Child care employment is still down about 5% compared to pre-pandemic levels, but is trending upward.
Staffing is less of a problem for family child care facilities, which are typically smaller than traditional child care centers and are located in a person’s home.
While the number of home-based programs remains about 10% below pre-pandemic levels, they are critical in addressing the child care crisis, Lehnhoff said. They generally require smaller staffs and running one can be less expensive than other centers. Families living in rural communities—which are more at risk of being care deserts—are also more likely to rely on home-based child care services.
The Caring for MI Future initiative aims to address some of these challenges by providing grant funding to 42 counties for workforce development efforts to hire, train and keep child care workers employed in their local communities.
While it faces its own share of challenges, Michigan is one of the top states in terms of spending efficiency for early childhood education programs.
In 2018, after Congress expressed concern over how efficiently states were spending early childhood funding, the Bipartisan Policy Center published a report ranking states based on fund management. The study took into account factors like how many agencies are involved in administering early childhood education funding and the total amount in state and federal dollars directed to such programs.
In that initial report, Michigan ranked No. 22. In an updated report published earlier this year, the state jumped to No. 5 and was highlighted among a handful of other states for making “exceptional progress.”
Driving that jump was Whitmer’s decision to draw out all funds available to Michigan through the American Rescue Plan Act, something not all governors chose to do, Lehnhoff said. Many providers used the federal funding to help cover staffing and operating costs.
Coordination between different state offices was also an important factor.
“[Gov. Whitmer] had a plan and she partnered with agencies, pulled them together and everybody knows that you get a lot more from collaboration and partnership,” Lehnhoff said.
One of those important partnerships was with the Michigan Departments of Education and Licensing and Regulatory Affairs, a collaboration that could lead to better data collection practices, Lehnhoff said.
“Data for child care is still an emerging science … that is one of the things that I think has hindered us throughout time is the data and keeping data,” Lehnhoff said, adding that during the pandemic there was more federal funding made available to help address those gaps.
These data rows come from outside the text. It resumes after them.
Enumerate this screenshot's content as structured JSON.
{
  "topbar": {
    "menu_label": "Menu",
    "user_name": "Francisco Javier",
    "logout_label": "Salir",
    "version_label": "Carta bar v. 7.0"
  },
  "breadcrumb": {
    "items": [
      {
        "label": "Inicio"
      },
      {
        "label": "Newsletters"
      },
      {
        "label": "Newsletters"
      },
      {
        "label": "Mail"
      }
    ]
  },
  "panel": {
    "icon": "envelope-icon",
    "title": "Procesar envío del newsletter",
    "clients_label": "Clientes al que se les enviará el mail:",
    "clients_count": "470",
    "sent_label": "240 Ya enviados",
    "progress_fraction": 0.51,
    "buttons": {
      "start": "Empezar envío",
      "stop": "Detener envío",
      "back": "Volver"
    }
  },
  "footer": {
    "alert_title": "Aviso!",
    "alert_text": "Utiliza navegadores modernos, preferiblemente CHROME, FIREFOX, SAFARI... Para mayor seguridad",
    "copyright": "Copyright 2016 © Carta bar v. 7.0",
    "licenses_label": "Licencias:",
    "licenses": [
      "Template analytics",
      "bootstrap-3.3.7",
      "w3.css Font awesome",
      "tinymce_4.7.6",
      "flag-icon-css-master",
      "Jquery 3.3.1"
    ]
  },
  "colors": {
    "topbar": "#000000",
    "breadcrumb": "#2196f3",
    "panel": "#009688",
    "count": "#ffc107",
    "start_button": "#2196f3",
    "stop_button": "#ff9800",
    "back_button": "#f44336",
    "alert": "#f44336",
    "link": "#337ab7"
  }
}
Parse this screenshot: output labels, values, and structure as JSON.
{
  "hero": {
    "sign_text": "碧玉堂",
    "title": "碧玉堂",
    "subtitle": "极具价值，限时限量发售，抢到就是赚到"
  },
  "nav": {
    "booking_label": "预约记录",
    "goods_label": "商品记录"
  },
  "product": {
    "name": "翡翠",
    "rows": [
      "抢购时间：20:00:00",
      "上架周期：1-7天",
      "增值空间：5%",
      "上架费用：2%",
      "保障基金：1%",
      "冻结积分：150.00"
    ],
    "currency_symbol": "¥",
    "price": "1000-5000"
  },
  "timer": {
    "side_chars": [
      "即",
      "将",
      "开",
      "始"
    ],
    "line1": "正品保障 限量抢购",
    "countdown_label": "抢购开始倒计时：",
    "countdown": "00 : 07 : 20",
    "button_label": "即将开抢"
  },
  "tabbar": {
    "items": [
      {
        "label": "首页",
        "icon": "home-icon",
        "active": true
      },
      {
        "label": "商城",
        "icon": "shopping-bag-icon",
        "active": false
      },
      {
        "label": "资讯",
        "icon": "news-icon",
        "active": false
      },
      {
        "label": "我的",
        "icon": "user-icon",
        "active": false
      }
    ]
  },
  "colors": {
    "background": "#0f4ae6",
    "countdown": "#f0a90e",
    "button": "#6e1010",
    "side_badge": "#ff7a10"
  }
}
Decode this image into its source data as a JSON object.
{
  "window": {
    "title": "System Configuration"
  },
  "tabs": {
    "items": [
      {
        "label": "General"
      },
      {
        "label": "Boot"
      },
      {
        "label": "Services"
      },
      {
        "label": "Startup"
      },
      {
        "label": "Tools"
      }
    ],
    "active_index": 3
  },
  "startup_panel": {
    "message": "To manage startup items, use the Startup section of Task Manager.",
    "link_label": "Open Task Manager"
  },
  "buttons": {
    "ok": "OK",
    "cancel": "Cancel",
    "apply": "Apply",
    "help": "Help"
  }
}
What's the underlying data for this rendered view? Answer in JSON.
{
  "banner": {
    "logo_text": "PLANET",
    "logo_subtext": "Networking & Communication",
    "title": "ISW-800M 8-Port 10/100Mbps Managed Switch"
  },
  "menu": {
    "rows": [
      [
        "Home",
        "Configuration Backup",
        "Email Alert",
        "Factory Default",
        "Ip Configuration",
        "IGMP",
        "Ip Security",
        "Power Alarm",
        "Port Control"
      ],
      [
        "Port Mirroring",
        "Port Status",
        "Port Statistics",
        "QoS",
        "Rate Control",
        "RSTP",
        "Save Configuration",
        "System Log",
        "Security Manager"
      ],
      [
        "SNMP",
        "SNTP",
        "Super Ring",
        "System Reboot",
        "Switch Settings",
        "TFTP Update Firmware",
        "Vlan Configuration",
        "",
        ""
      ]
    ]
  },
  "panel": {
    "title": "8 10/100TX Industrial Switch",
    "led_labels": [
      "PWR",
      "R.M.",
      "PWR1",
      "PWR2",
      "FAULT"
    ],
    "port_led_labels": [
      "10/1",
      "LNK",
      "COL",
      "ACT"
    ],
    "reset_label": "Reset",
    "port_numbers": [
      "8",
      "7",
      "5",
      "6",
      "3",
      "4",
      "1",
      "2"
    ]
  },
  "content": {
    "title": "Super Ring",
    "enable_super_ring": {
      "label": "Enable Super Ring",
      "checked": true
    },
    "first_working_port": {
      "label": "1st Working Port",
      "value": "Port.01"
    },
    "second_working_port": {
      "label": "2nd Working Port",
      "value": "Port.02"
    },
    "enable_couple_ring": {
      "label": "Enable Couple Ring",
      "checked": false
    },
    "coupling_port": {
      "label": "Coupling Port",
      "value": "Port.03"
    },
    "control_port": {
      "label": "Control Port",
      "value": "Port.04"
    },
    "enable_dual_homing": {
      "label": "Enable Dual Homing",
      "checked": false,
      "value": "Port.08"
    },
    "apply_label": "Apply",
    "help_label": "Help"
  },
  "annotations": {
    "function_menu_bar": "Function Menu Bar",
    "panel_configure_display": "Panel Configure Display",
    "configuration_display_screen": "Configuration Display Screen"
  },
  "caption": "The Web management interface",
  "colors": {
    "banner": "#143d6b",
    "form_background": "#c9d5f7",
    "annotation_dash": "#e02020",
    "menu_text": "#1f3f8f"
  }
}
Editor’s Note, May 31, 2023: This story was updated to include additional information about Michigan’s child care initiative, specifically how much the program increased statewide capacity and details about its child care subsidy.
Molly Bolan is the assistant editor for Route Fifty.